Example 3 The following ingredients, in the proportions indicated, utilized as in Example 2, provide excellent cleaning of mixed tinned and aluminized containers without observable tin or aluminum attack.

Sodium carbonate 55 3 grams of sodium ferrocyanide and 0.5 gram of sodium dichromate were dissolved in 800 cc. warm water. To this solution was added 25 grams of the above identified formula. Sections of tin pans with aluminized steel straps were cleaned in the solution without attack. The same solution, without ferrocyanide or dichromate, brightened tin within 10 minutes when utilized under the same conditions.

It will be appreciated that, although certain of the examples indicate a maximum ferricyanide ion proportion of about 8%, this does not represent the maximum operable proportion, since solutions containing substantially more ferricyanide are effective. The 8% figure represents the maximum proportion of ferricyanide ion usually found to be necessary; any substantial excess ferricyanide is usually unnecessary but not harmful.

Having thus described the invention, I claim:

1. In a method of removing incrustations from a baking container having a surface comprising at least two members selected from the group which includes tin, aluminum and their oxides, the steps which comprises immersing said container in an aqueous alkaline cleaning solution containing by weight about 38% chromate, about 4-20% silicate and about 28% ferricyanide ions, and boiling said solution While the container is immersed therein.

2. In a method of removing incrustations from a baking container having a surface comprising at least two members selected from the group which includes tin, aluminum and their oxides, the steps which comprise immersing said container in an aqueous alkaline cleaning solution containing by weight about 38% chromate and about 4-20% silicate, and adding to said solution a mixture containing ferrocyanide ions and a strong alkaline oxidizing agent, said oxidizing agent having strength suiiicient to oxidize the ferrocyanide ions to produce about 28% by weight ferricyanide.

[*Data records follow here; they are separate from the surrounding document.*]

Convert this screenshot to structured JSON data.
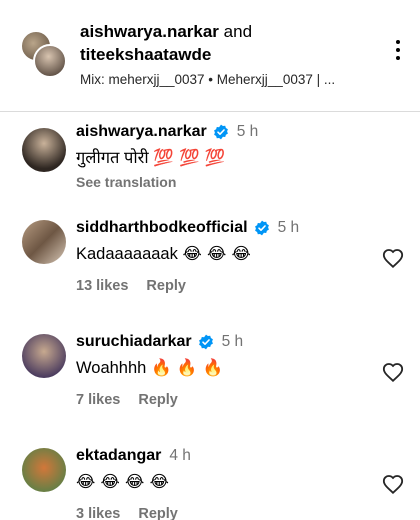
{
  "header": {
    "author1": "aishwarya.narkar",
    "and_word": "and",
    "author2": "titeekshaatawde",
    "music": "Mix: meherxjj__0037 • Meherxjj__0037 | ..."
  },
  "icons": {
    "more": "more-options-icon",
    "verified": "verified-badge-icon",
    "like": "heart-outline-icon"
  },
  "colors": {
    "verified": "#0095f6",
    "secondary_text": "#737373",
    "divider": "#dbdbdb"
  },
  "comments": [
    {
      "username": "aishwarya.narkar",
      "verified": true,
      "time": "5 h",
      "text": "गुलीगत पोरी",
      "emojis": "💯 💯 💯",
      "see_translation": "See translation"
    },
    {
      "username": "siddharthbodkeofficial",
      "verified": true,
      "time": "5 h",
      "text": "Kadaaaaaaak",
      "emojis": "😂 😂 😂",
      "likes": "13 likes",
      "reply": "Reply"
    },
    {
      "username": "suruchiadarkar",
      "verified": true,
      "time": "5 h",
      "text": "Woahhhh",
      "emojis": "🔥 🔥 🔥",
      "likes": "7 likes",
      "reply": "Reply"
    },
    {
      "username": "ektadangar",
      "verified": false,
      "time": "4 h",
      "text": "",
      "emojis": "😂 😂 😂 😂",
      "likes": "3 likes",
      "reply": "Reply"
    }
  ]
}
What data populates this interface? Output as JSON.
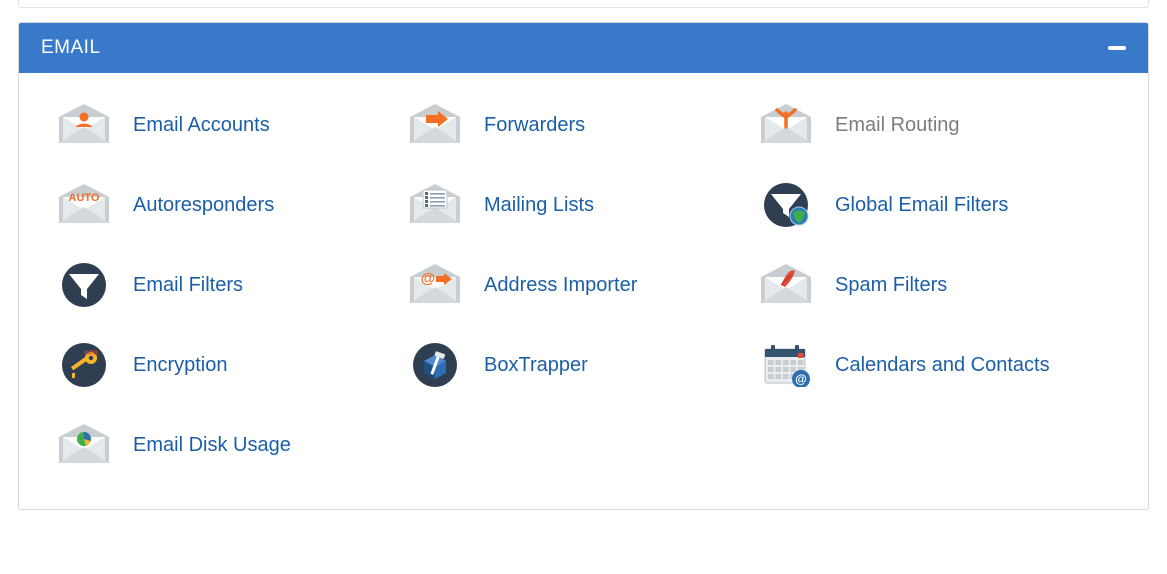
{
  "panel": {
    "title": "EMAIL"
  },
  "items": [
    {
      "label": "Email Accounts",
      "icon": "email-accounts",
      "muted": false
    },
    {
      "label": "Forwarders",
      "icon": "forwarders",
      "muted": false
    },
    {
      "label": "Email Routing",
      "icon": "email-routing",
      "muted": true
    },
    {
      "label": "Autoresponders",
      "icon": "autoresponders",
      "muted": false
    },
    {
      "label": "Mailing Lists",
      "icon": "mailing-lists",
      "muted": false
    },
    {
      "label": "Global Email Filters",
      "icon": "global-filters",
      "muted": false
    },
    {
      "label": "Email Filters",
      "icon": "email-filters",
      "muted": false
    },
    {
      "label": "Address Importer",
      "icon": "address-importer",
      "muted": false
    },
    {
      "label": "Spam Filters",
      "icon": "spam-filters",
      "muted": false
    },
    {
      "label": "Encryption",
      "icon": "encryption",
      "muted": false
    },
    {
      "label": "BoxTrapper",
      "icon": "boxtrapper",
      "muted": false
    },
    {
      "label": "Calendars and Contacts",
      "icon": "calendars",
      "muted": false
    },
    {
      "label": "Email Disk Usage",
      "icon": "disk-usage",
      "muted": false
    }
  ]
}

3. In a method of removing incrustations from a work object having a surface selected from the group including tin, aluminum and their oxides, in which method the object is immersed in a hot, aqueous, strong alkali cleaning solution in the presence of a dissimilar surface selected from the group consisting of tin, aluminum and their oxides, which solution tends to attack the surface of said work object by galvanic corrosive action, the novel step which comprises inhibiting said corrosive action by incorporating about 2% to 8% by weight ferricyanide ions into said solution.

References Cited in the file of this patent UNITED STATES PATENTS Seibert Apr. 7, 1931 Ryznar et al July 18, 1950 OTHER REFERENCES

Patent Citations
Cited PatentFiling datePublication dateApplicantTitle
US1799930 *Oct 19, 1928Apr 7, 1931Seibert Joseph AWashing compound
US2515529 *Jul 22, 1946Jul 18, 1950Nat Aluminate CorpCorrosion inhibiting compositions and method
Referenced by
Citing PatentFiling datePublication dateApplicantTitle
US3074824 *Mar 16, 1962Jan 22, 1963Aluminum Co Of AmericaRemoving flux residues
US3446715 *Apr 9, 1965May 27, 1969Oakite Prod IncMetal treating
US4265780 *Feb 8, 1980May 5, 1981Nippon Paint Co., Ltd.Phosphoric acid esters of myoinositol
US4305791 *Sep 5, 1980Dec 15, 1981Rca CorporationMethod for the manufacture of capacitive electronic discs
US4457322 *Feb 11, 1983Jul 3, 1984Lever Brothers CompanyAlkaline cleaning compositions non-corrosive toward aluminum surfaces
US4528039 *Mar 23, 1984Jul 9, 1985Lever Brothers CompanyAlkaline cleaning compositions non-corrosive toward aluminum surfaces
US4532065 *Jun 5, 1981Jul 30, 1985Fmc CorporationCleaning with aqueous solution of detergent, builder, water soluble transition metal salt to chelate builder
US5393448 *Jun 9, 1993Feb 28, 1995Church & Dwight Co., Inc.Aqueous electronic circuit assembly cleaner and method
Classifications
U.S. Classification134/2, 510/197, 510/435, 205/706
International ClassificationC23G1/14, C23G1/22
Cooperative ClassificationC23G1/22
European ClassificationC23G1/22